**ABOUT THIS TASK:**
Which lines below contain the word "JSON"? Copy each of them.

**INFORMATION GIVEN:**
Start of Block

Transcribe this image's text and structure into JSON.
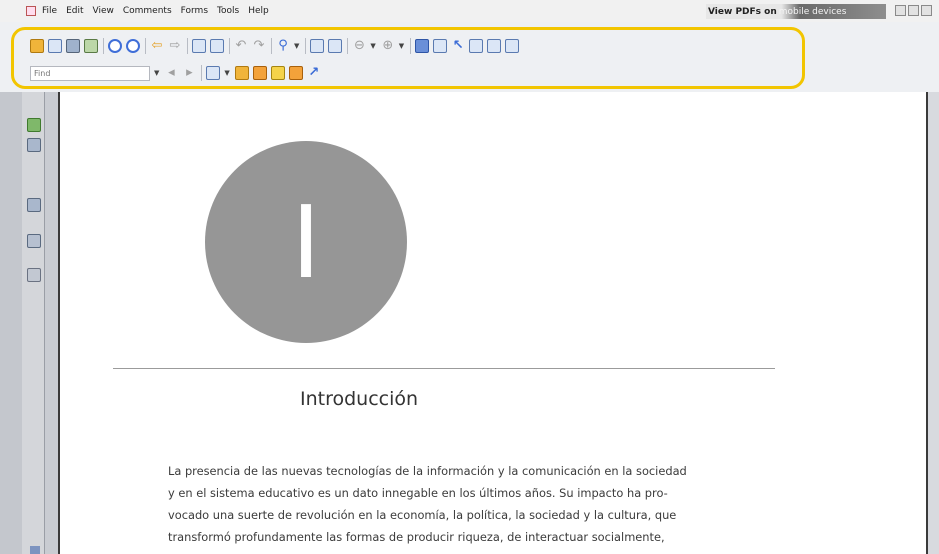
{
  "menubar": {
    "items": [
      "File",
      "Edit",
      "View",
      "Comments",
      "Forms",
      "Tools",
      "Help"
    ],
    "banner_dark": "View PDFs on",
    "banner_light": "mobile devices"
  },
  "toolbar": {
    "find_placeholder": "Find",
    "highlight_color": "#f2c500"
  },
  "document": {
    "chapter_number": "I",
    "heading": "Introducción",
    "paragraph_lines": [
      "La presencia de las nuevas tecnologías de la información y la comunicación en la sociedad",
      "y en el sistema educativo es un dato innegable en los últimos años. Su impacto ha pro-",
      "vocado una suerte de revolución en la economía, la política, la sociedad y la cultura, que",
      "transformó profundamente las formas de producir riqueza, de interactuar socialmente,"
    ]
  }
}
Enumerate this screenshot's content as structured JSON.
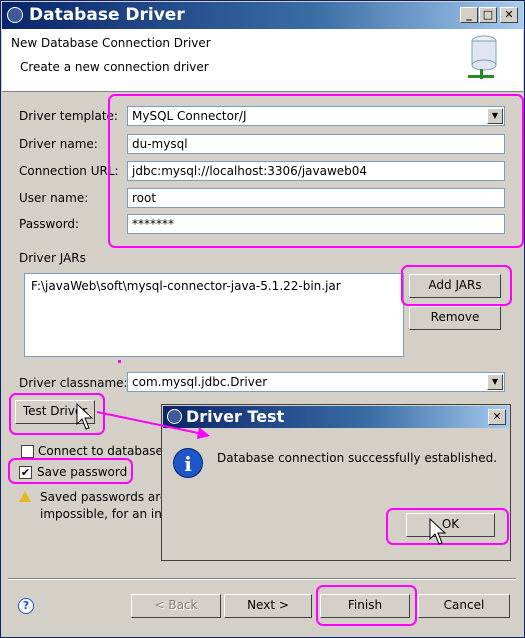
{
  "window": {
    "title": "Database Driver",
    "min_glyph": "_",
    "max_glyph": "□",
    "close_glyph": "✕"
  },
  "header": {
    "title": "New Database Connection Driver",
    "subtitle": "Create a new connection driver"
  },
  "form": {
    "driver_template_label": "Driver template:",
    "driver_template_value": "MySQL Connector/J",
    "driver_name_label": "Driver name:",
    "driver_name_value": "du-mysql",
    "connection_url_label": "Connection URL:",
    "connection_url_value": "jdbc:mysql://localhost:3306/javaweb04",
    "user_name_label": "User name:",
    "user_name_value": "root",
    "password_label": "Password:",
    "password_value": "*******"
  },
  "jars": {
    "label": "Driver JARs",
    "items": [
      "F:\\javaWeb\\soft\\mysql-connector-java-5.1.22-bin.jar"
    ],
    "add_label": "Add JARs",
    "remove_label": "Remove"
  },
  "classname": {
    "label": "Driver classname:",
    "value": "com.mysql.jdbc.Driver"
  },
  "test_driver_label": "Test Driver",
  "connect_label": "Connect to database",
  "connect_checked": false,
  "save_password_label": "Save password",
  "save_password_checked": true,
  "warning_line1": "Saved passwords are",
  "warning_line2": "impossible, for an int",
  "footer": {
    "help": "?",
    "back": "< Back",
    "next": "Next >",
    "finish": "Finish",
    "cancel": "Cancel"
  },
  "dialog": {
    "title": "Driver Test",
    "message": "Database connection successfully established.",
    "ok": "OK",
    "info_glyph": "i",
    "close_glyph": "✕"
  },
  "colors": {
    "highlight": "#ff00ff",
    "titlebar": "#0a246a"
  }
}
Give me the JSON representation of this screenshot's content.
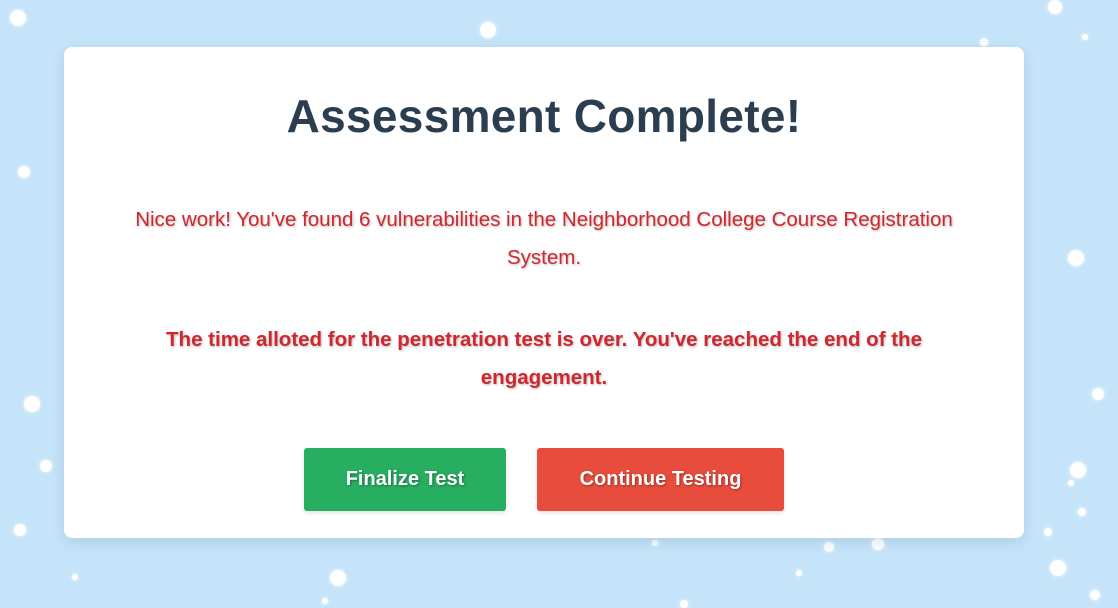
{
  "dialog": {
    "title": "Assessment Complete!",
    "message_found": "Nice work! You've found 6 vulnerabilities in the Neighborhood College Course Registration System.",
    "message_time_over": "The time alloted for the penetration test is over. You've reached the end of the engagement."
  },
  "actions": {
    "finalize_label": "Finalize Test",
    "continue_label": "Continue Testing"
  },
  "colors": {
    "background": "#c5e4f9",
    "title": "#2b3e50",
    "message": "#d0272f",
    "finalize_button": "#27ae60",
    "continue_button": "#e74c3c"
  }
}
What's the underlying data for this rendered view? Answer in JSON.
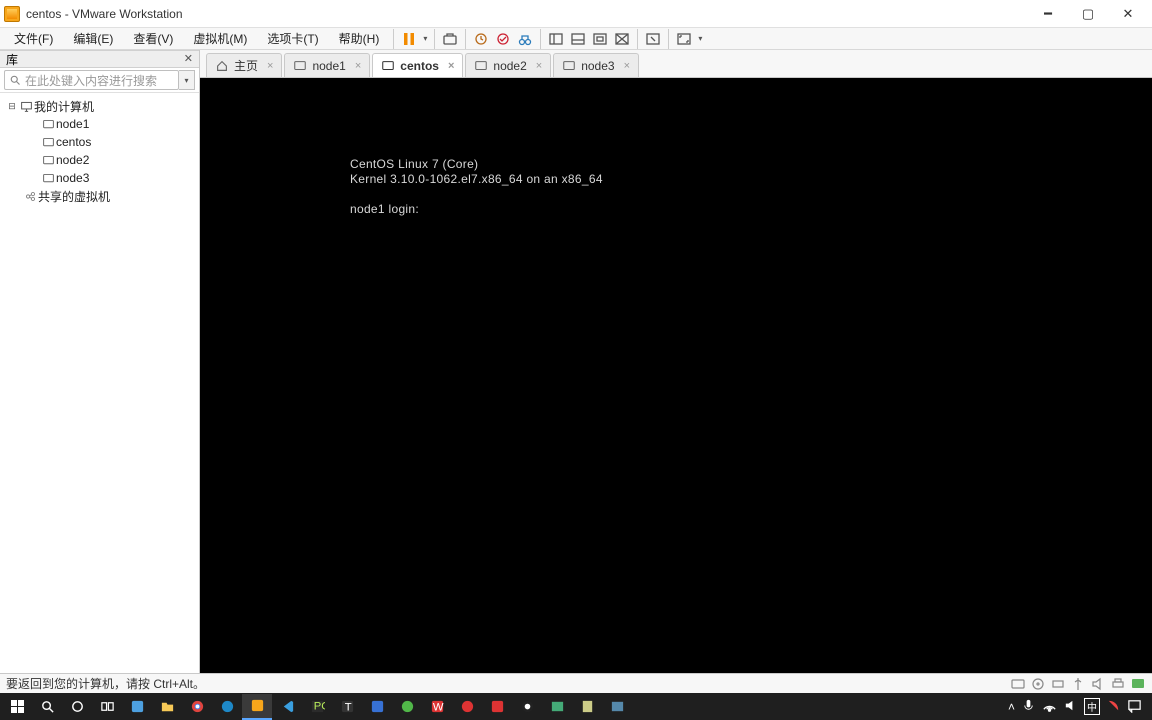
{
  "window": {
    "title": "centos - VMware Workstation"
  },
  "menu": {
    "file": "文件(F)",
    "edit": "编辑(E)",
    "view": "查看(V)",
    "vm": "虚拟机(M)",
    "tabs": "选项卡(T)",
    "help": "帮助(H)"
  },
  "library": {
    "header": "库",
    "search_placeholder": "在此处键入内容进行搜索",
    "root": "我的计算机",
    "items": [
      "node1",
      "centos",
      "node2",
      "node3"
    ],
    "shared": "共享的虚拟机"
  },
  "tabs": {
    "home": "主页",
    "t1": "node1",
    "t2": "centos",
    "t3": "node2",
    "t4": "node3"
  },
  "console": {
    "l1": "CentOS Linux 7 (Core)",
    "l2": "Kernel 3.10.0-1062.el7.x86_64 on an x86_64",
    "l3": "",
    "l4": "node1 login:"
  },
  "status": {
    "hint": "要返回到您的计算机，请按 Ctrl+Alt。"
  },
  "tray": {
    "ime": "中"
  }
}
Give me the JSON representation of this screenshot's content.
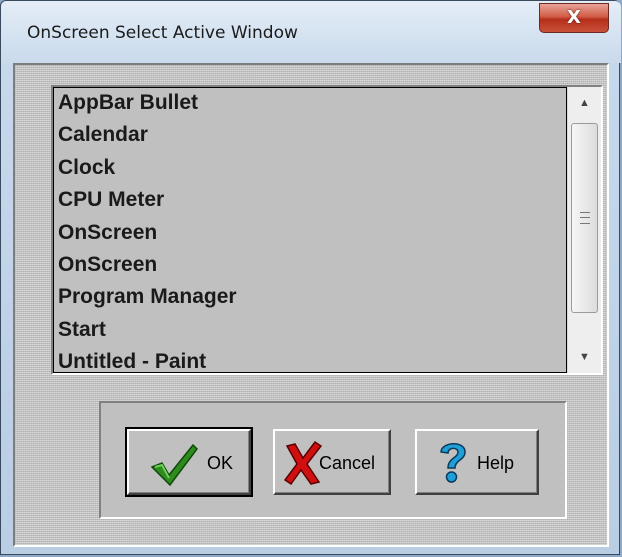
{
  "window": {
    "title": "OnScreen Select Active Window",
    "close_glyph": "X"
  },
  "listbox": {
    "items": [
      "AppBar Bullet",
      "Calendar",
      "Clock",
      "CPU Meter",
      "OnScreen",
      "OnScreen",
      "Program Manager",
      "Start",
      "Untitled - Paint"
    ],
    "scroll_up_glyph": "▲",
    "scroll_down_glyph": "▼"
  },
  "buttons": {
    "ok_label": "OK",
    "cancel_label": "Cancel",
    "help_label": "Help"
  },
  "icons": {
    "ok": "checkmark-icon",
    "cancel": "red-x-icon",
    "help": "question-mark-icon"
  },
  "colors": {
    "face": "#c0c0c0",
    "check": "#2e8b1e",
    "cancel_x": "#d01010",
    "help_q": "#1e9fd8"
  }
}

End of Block

**OUTPUT FOR THIS EXERCISE:**
Transcribe this image's text and structure into JSON.
Enumerate this screenshot's content as structured JSON.
Give me the JSON representation of this screenshot's content.
What's the underlying data for this rendered view? Answer in JSON.
Give me the JSON representation of this screenshot's content.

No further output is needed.